The Association of Educational Publishers (AEP) Awards seal is recognized by teachers and parents as a mark of excellence in education. Finalist or winner status in the awards tells readers that the product has met rigorous standards for quality, professional content for education.
A review by Professor Bernie Krawczyk at Quinnipiac University in North Haven, CT
Download PDF of Review
With my course, Teaching Mathematics in the Primary Grades, the first of two math methods courses, the Teacher Candidates have completed their second semester in a two year program. The mathematics methods classes taught at Quinnipiac University require Teacher Candidates to look at how children learn the mathematics and deepen the Teacher Candidate's understanding of the content through a hands-on and minds-on process. As part of the course, the Teacher Candidates refine lesson planning in order to promote students’ learning of mathematics. As they develop their ability to write lesson plans, the Teacher Candidates take a comprehensive look at assessment. They learn to align their objectives with the CCSS, and show how they can best assess students based on this alignment. For this purpose, the best resource for the learning process of assessment has been the book Informative Assessment: Formative Assessment to Improve Math Achievement, Grades K–6. Jeane Joyner & Mary Muri (2011). We have used the Muri and Joyner book in several ways: 1) For on-going weekly discussions and reflections regarding assessment as it informs instruction; 2) As a resource to develop a variety of ways to informally assess students; 3) To understand how to maximize student learning of mathematics. In one final reflection, a Teacher Candidate wrote:

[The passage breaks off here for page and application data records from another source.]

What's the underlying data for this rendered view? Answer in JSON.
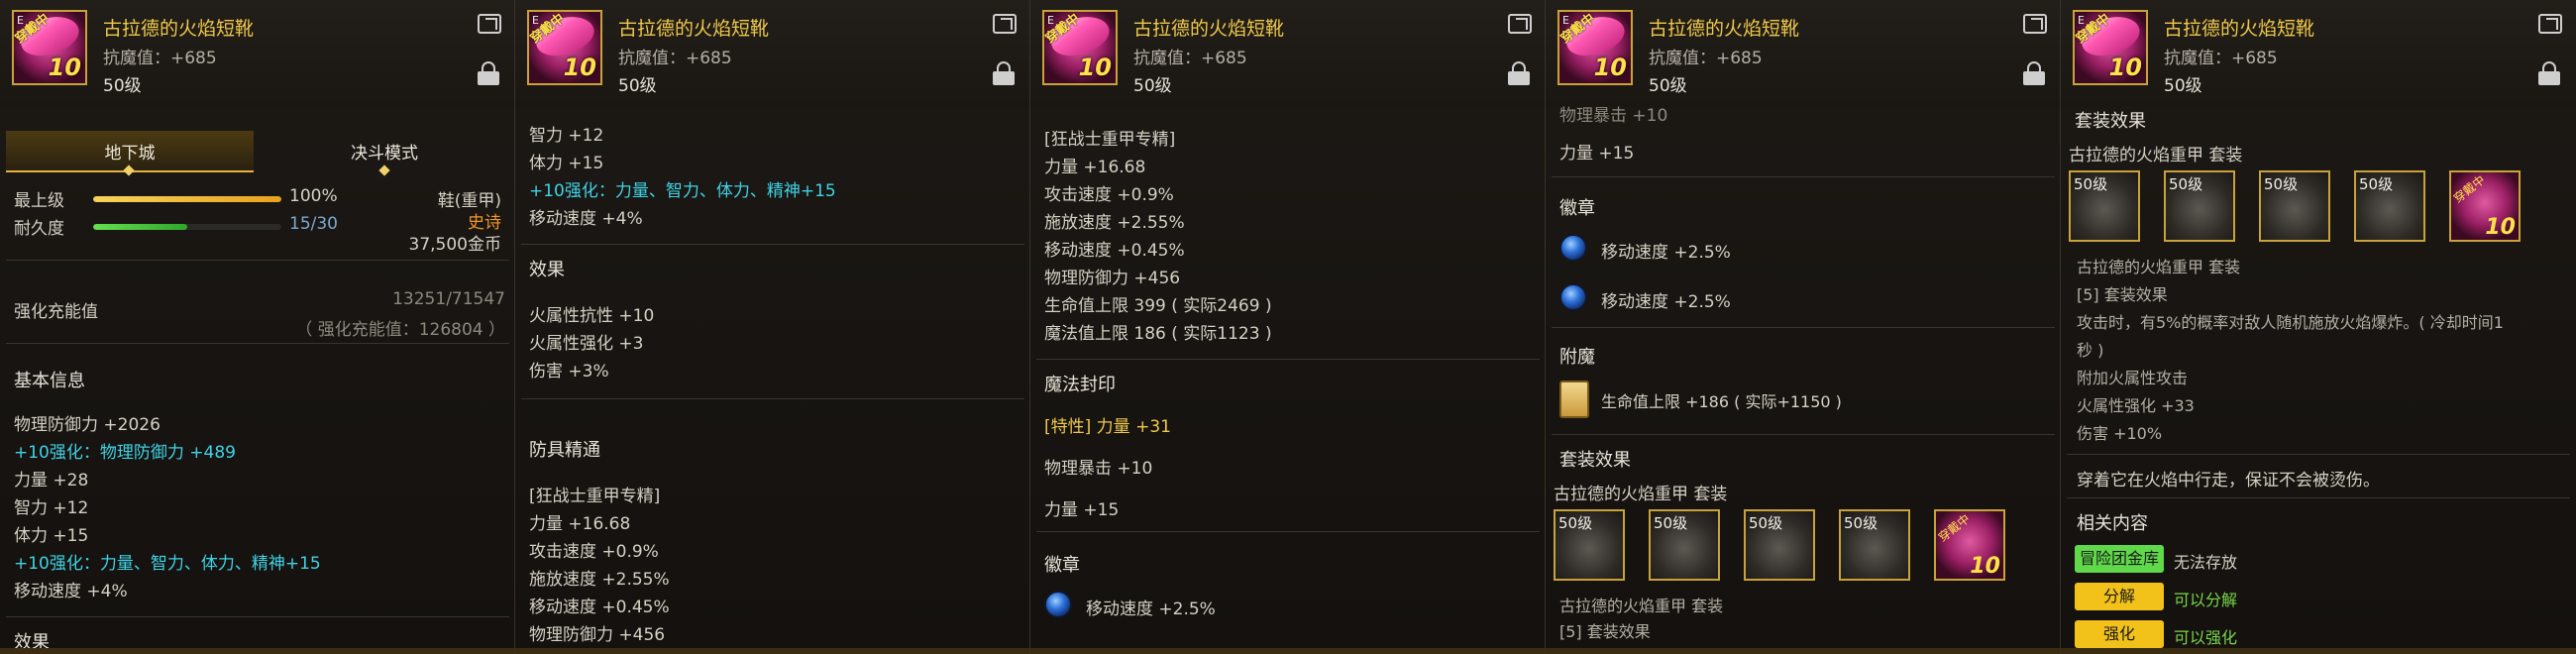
{
  "item": {
    "name": "古拉德的火焰短靴",
    "anti_magic": "抗魔值：+685",
    "level": "50级",
    "icon_label_top": "穿戴中",
    "icon_label_plus": "10",
    "icon_corner": "E"
  },
  "panel1": {
    "tabs": [
      "地下城",
      "决斗模式"
    ],
    "upgrade_label": "最上级",
    "upgrade_value": "100%",
    "durability_label": "耐久度",
    "durability_value": "15/30",
    "durability_fraction": 0.5,
    "upgrade_fraction": 1.0,
    "type": "鞋(重甲)",
    "rarity": "史诗",
    "price": "37,500金币",
    "enhance_label": "强化充能值",
    "enhance_value": "13251/71547",
    "enhance_sub": "（ 强化充能值：126804 ）",
    "basic_title": "基本信息",
    "basic_lines": [
      "物理防御力 +2026",
      "+10强化：物理防御力 +489",
      "力量 +28",
      "智力 +12",
      "体力 +15",
      "+10强化：力量、智力、体力、精神+15",
      "移动速度 +4%"
    ],
    "cut_title": "效果"
  },
  "panel2": {
    "lines_top": [
      "智力 +12",
      "体力 +15",
      "+10强化：力量、智力、体力、精神+15",
      "移动速度 +4%"
    ],
    "effect_title": "效果",
    "effect_lines": [
      "火属性抗性 +10",
      "火属性强化 +3",
      "伤害 +3%"
    ],
    "mastery_title": "防具精通",
    "mastery_lines": [
      "[狂战士重甲专精]",
      "力量 +16.68",
      "攻击速度 +0.9%",
      "施放速度 +2.55%",
      "移动速度 +0.45%",
      "物理防御力 +456"
    ]
  },
  "panel3": {
    "lines": [
      "[狂战士重甲专精]",
      "力量 +16.68",
      "攻击速度 +0.9%",
      "施放速度 +2.55%",
      "移动速度 +0.45%",
      "物理防御力 +456",
      "生命值上限 399 ( 实际2469 )",
      "魔法值上限 186 ( 实际1123 )"
    ],
    "seal_title": "魔法封印",
    "seal_lines": [
      "[特性] 力量 +31",
      "物理暴击 +10",
      "力量 +15"
    ],
    "emblem_title": "徽章",
    "emblem_line": "移动速度 +2.5%"
  },
  "panel4": {
    "top_lines": [
      "物理暴击 +10",
      "力量 +15"
    ],
    "emblem_title": "徽章",
    "emblem_lines": [
      "移动速度 +2.5%",
      "移动速度 +2.5%"
    ],
    "enchant_title": "附魔",
    "enchant_line": "生命值上限 +186 ( 实际+1150 )",
    "set_title": "套装效果",
    "set_name": "古拉德的火焰重甲  套装",
    "slot_levels": [
      "50级",
      "50级",
      "50级",
      "50级"
    ],
    "set_footer": "古拉德的火焰重甲  套装",
    "set_footer2": "[5] 套装效果"
  },
  "panel5": {
    "set_title": "套装效果",
    "set_name": "古拉德的火焰重甲  套装",
    "slot_levels": [
      "50级",
      "50级",
      "50级",
      "50级"
    ],
    "set_sub": "古拉德的火焰重甲  套装",
    "set_count": "[5] 套装效果",
    "desc1": "攻击时，有5%的概率对敌人随机施放火焰爆炸。( 冷却时间1",
    "desc2": "秒 )",
    "lines": [
      "附加火属性攻击",
      "火属性强化 +33",
      "伤害 +10%"
    ],
    "quote": "穿着它在火焰中行走，保证不会被烫伤。",
    "related_title": "相关内容",
    "badge1": "冒险团金库",
    "badge1_text": "无法存放",
    "badge2": "分解",
    "badge2_text": "可以分解",
    "badge3": "强化",
    "badge3_text": "可以强化"
  }
}
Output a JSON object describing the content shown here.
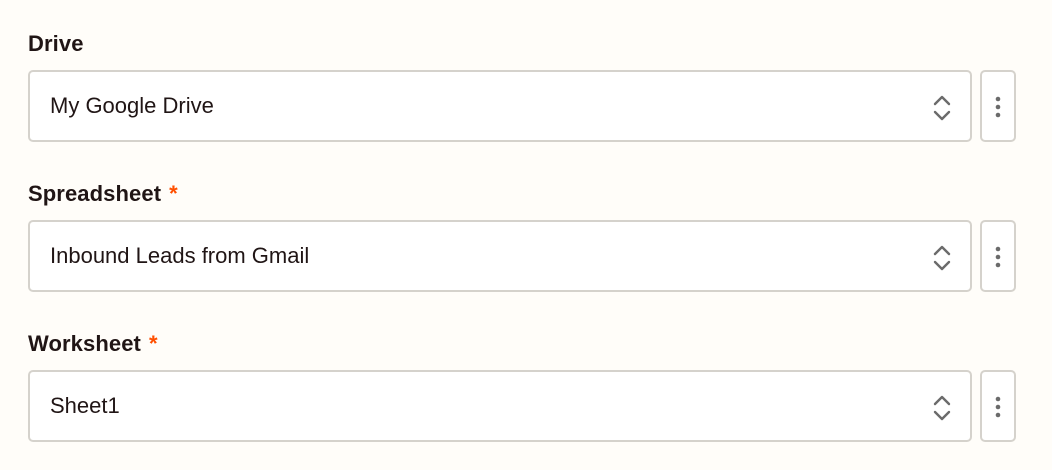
{
  "fields": [
    {
      "label": "Drive",
      "required": false,
      "value": "My Google Drive"
    },
    {
      "label": "Spreadsheet",
      "required": true,
      "required_mark": "*",
      "value": "Inbound Leads from Gmail"
    },
    {
      "label": "Worksheet",
      "required": true,
      "required_mark": "*",
      "value": "Sheet1"
    }
  ],
  "icons": {
    "select_indicator": "chevron-updown-icon",
    "options_button": "more-vertical-icon"
  },
  "colors": {
    "background": "#fffdf9",
    "text": "#201515",
    "required": "#ff4f00",
    "border": "#d5d2cc",
    "icon": "#6b6b6b"
  }
}
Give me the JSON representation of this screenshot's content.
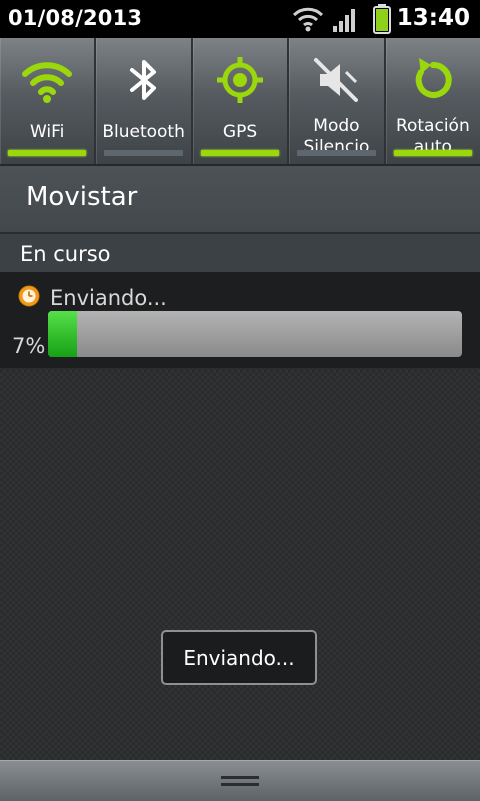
{
  "status_bar": {
    "date": "01/08/2013",
    "time": "13:40",
    "icons": [
      "wifi-icon",
      "signal-icon",
      "battery-icon"
    ]
  },
  "quick_toggles": [
    {
      "label": "WiFi",
      "icon": "wifi-icon",
      "state": "on"
    },
    {
      "label": "Bluetooth",
      "icon": "bluetooth-icon",
      "state": "off"
    },
    {
      "label": "GPS",
      "icon": "gps-icon",
      "state": "on"
    },
    {
      "label": "Modo\nSilencio",
      "icon": "mute-icon",
      "state": "off"
    },
    {
      "label": "Rotación\nauto",
      "icon": "rotation-icon",
      "state": "on"
    }
  ],
  "operator": "Movistar",
  "section_header": "En curso",
  "notification": {
    "icon": "clock-icon",
    "title": "Enviando...",
    "progress_text": "7%",
    "progress": 0.07
  },
  "toast": "Enviando...",
  "colors": {
    "accent_on": "#9bd80b",
    "progress_fill": "#2bbd22"
  }
}
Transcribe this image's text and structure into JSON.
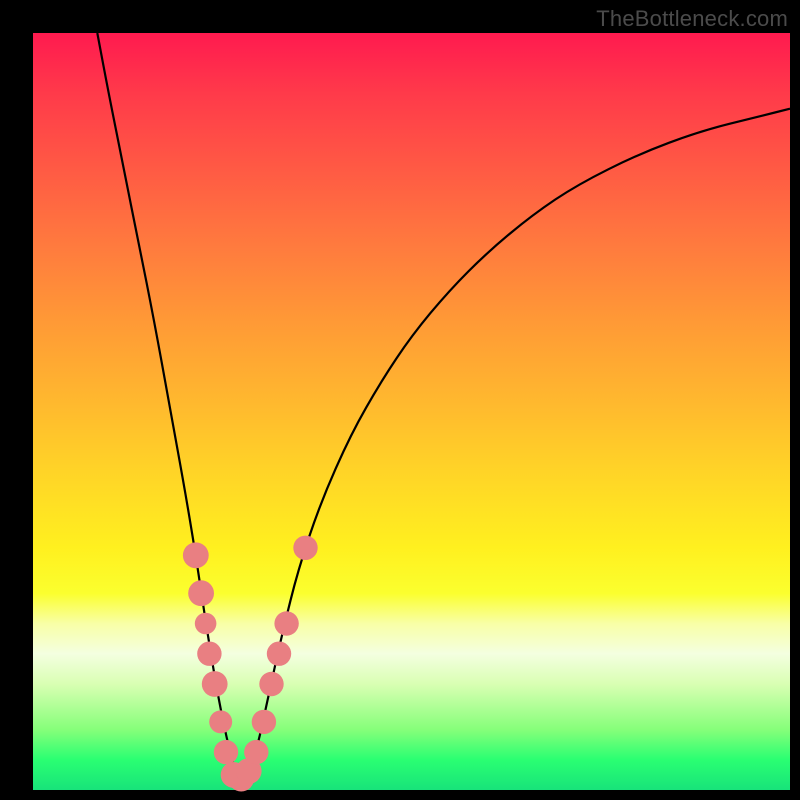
{
  "watermark": "TheBottleneck.com",
  "chart_data": {
    "type": "line",
    "title": "",
    "xlabel": "",
    "ylabel": "",
    "xlim": [
      0,
      100
    ],
    "ylim": [
      0,
      100
    ],
    "grid": false,
    "legend": false,
    "curve_description": "V-shaped bottleneck curve with minimum near x≈27; left branch is steeper than the right branch which asymptotically rises.",
    "curve": [
      {
        "x": 8.5,
        "y": 100
      },
      {
        "x": 10,
        "y": 92
      },
      {
        "x": 12,
        "y": 82
      },
      {
        "x": 14,
        "y": 72
      },
      {
        "x": 16,
        "y": 62
      },
      {
        "x": 18,
        "y": 51
      },
      {
        "x": 20,
        "y": 40
      },
      {
        "x": 21.5,
        "y": 31
      },
      {
        "x": 23,
        "y": 21
      },
      {
        "x": 24.5,
        "y": 12
      },
      {
        "x": 26,
        "y": 5
      },
      {
        "x": 27,
        "y": 1.5
      },
      {
        "x": 28,
        "y": 1.5
      },
      {
        "x": 29.5,
        "y": 5
      },
      {
        "x": 31,
        "y": 12
      },
      {
        "x": 33,
        "y": 21
      },
      {
        "x": 35,
        "y": 29
      },
      {
        "x": 38,
        "y": 38
      },
      {
        "x": 42,
        "y": 47
      },
      {
        "x": 46,
        "y": 54
      },
      {
        "x": 50,
        "y": 60
      },
      {
        "x": 55,
        "y": 66
      },
      {
        "x": 60,
        "y": 71
      },
      {
        "x": 66,
        "y": 76
      },
      {
        "x": 72,
        "y": 80
      },
      {
        "x": 80,
        "y": 84
      },
      {
        "x": 88,
        "y": 87
      },
      {
        "x": 96,
        "y": 89
      },
      {
        "x": 100,
        "y": 90
      }
    ],
    "markers": [
      {
        "x": 21.5,
        "y": 31,
        "r": 1.3
      },
      {
        "x": 22.2,
        "y": 26,
        "r": 1.3
      },
      {
        "x": 22.8,
        "y": 22,
        "r": 1.0
      },
      {
        "x": 23.3,
        "y": 18,
        "r": 1.2
      },
      {
        "x": 24.0,
        "y": 14,
        "r": 1.3
      },
      {
        "x": 24.8,
        "y": 9,
        "r": 1.1
      },
      {
        "x": 25.5,
        "y": 5,
        "r": 1.2
      },
      {
        "x": 26.5,
        "y": 2,
        "r": 1.3
      },
      {
        "x": 27.5,
        "y": 1.5,
        "r": 1.3
      },
      {
        "x": 28.5,
        "y": 2.5,
        "r": 1.3
      },
      {
        "x": 29.5,
        "y": 5,
        "r": 1.2
      },
      {
        "x": 30.5,
        "y": 9,
        "r": 1.2
      },
      {
        "x": 31.5,
        "y": 14,
        "r": 1.2
      },
      {
        "x": 32.5,
        "y": 18,
        "r": 1.2
      },
      {
        "x": 33.5,
        "y": 22,
        "r": 1.2
      },
      {
        "x": 36.0,
        "y": 32,
        "r": 1.2
      }
    ],
    "marker_color": "#e97f82",
    "curve_color": "#000000",
    "gradient_stops": [
      {
        "pos": 0,
        "color": "#ff1a4f"
      },
      {
        "pos": 50,
        "color": "#ffcf28"
      },
      {
        "pos": 74,
        "color": "#fbff2e"
      },
      {
        "pos": 100,
        "color": "#18e37a"
      }
    ]
  }
}
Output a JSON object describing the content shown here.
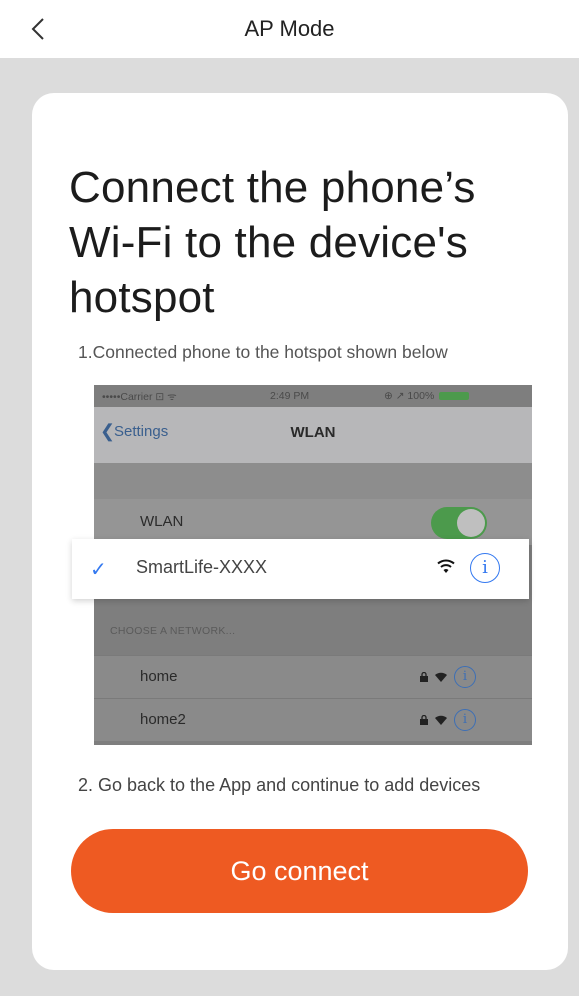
{
  "header": {
    "title": "AP Mode",
    "back_icon": "chevron-left-icon"
  },
  "card": {
    "title": "Connect the phone’s Wi-Fi to the device's hotspot",
    "step1": "1.Connected phone to the hotspot shown below",
    "step2": "2. Go back to the App and continue to add devices",
    "button_label": "Go connect"
  },
  "phone_screenshot": {
    "status_left": "•••••Carrier ⊡ ᯤ",
    "status_time": "2:49 PM",
    "status_right": "⊕ ↗ 100%",
    "back_label": "Settings",
    "nav_title": "WLAN",
    "wlan_label": "WLAN",
    "wlan_enabled": true,
    "selected_network": "SmartLife-XXXX",
    "choose_label": "CHOOSE A NETWORK...",
    "networks": [
      {
        "name": "home"
      },
      {
        "name": "home2"
      }
    ]
  },
  "colors": {
    "accent": "#ee5a22",
    "check": "#3479f0",
    "background": "#dcdcdc"
  }
}
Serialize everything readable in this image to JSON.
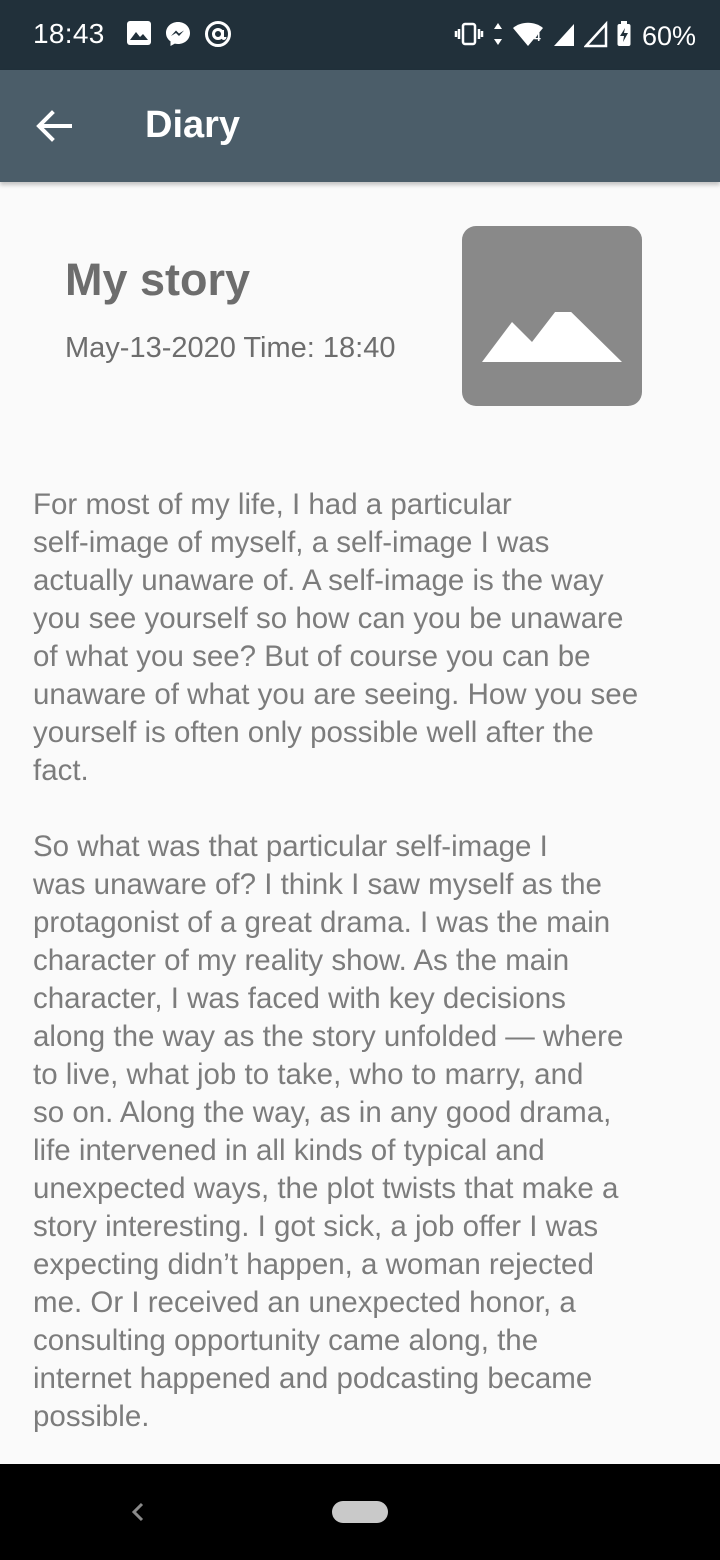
{
  "status_bar": {
    "time": "18:43",
    "left_icons": [
      "image-icon",
      "messenger-icon",
      "at-sign-icon"
    ],
    "right_icons": [
      "vibrate-icon",
      "data-arrows-icon",
      "wifi-icon",
      "signal-icon",
      "signal-no-sim-icon",
      "battery-charging-icon"
    ],
    "wifi_badge": "4",
    "battery_text": "60%"
  },
  "app_bar": {
    "back_icon": "arrow-back-icon",
    "title": "Diary"
  },
  "entry": {
    "title": "My story",
    "date_line": "May-13-2020 Time: 18:40",
    "image_icon": "image-placeholder-icon",
    "body": "For most of my life, I had a particular\nself-image of myself, a self-image I was\nactually unaware of. A self-image is the way\nyou see yourself so how can you be unaware\nof what you see? But of course you can be\nunaware of what you are seeing. How you see\nyourself is often only possible well after the\nfact.\n\nSo what was that particular self-image I\nwas unaware of? I think I saw myself as the\nprotagonist of a great drama. I was the main\ncharacter of my reality show. As the main\ncharacter, I was faced with key decisions\nalong the way as the story unfolded — where\nto live, what job to take, who to marry, and\nso on. Along the way, as in any good drama,\nlife intervened in all kinds of typical and\nunexpected ways, the plot twists that make a\nstory interesting. I got sick, a job offer I was\nexpecting didn’t happen, a woman rejected\nme. Or I received an unexpected honor, a\nconsulting opportunity came along, the\ninternet happened and podcasting became\npossible."
  },
  "nav_bar": {
    "back_icon": "nav-back-icon",
    "home_icon": "nav-home-pill-icon"
  },
  "colors": {
    "status_bar": "#21303a",
    "app_bar": "#4b5d69",
    "background": "#fafafa",
    "title_text": "#6d6d6d",
    "body_text": "#7c7c7c",
    "image_placeholder": "#898989"
  }
}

"In reading Chapter 10 in INFORMative Assessment, I realized just how much we have learned about formative assessment and its impact on teaching and learning in the classroom. I appreciate the importance that is placed on this type of assessment, as I believe it is much more effective than most other types of assessment such as paper-and-pencil tests. I believe that putting in the time to set up an environment that utilizes these strategies will yield much better teaching and increased learning in the classroom. Though I understand that it takes a lot of time and energy, it shows that a teacher really cares about his/her students. I have learned a lot from this book and know that I will take many of the suggestions and strategies with me as I continue my education and as I enter my future career as an educator."
The outcomes of using this book have resulted in an overwhelming advanced understanding by our Teacher Candidates of how informal assessment will and can work in the elementary classroom. The following are some of the wonderful excerpts from the assessment section of some of the Final lesson plans written for this course. These attest to the success in learning about assessment: